▶ [Task brief]: Look through the lines below for the word "title", and copy every line that has it.

▶ [Source material]:
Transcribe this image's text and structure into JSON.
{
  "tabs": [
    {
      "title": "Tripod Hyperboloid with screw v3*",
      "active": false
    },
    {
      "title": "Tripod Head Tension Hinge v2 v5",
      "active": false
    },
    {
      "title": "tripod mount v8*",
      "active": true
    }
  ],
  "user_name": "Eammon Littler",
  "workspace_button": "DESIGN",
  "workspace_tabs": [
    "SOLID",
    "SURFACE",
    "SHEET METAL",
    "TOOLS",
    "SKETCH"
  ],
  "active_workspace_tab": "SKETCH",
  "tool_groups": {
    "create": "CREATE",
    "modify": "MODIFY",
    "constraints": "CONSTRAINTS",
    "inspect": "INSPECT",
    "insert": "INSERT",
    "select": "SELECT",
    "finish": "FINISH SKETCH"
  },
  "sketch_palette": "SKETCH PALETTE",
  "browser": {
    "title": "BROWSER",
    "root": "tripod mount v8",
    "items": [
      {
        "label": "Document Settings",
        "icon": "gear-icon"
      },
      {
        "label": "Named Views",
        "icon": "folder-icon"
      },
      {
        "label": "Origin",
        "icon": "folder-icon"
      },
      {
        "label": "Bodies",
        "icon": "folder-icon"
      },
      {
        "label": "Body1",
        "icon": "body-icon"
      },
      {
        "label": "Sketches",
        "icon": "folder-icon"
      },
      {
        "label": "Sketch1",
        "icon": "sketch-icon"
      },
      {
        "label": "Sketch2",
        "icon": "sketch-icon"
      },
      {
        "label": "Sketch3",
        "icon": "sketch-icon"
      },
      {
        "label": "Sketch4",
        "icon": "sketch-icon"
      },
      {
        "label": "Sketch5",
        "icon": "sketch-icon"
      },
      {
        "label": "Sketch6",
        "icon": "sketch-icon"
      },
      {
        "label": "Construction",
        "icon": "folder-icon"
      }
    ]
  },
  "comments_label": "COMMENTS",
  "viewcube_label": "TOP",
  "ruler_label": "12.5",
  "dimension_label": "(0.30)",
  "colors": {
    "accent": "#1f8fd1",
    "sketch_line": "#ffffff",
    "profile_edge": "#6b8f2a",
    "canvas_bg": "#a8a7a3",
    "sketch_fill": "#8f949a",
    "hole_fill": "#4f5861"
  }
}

▶ [Written answer]:
      "title": "Tripod Hyperboloid with screw v3*",
      "title": "Tripod Head Tension Hinge v2 v5",
      "title": "tripod mount v8*",
    "title": "BROWSER",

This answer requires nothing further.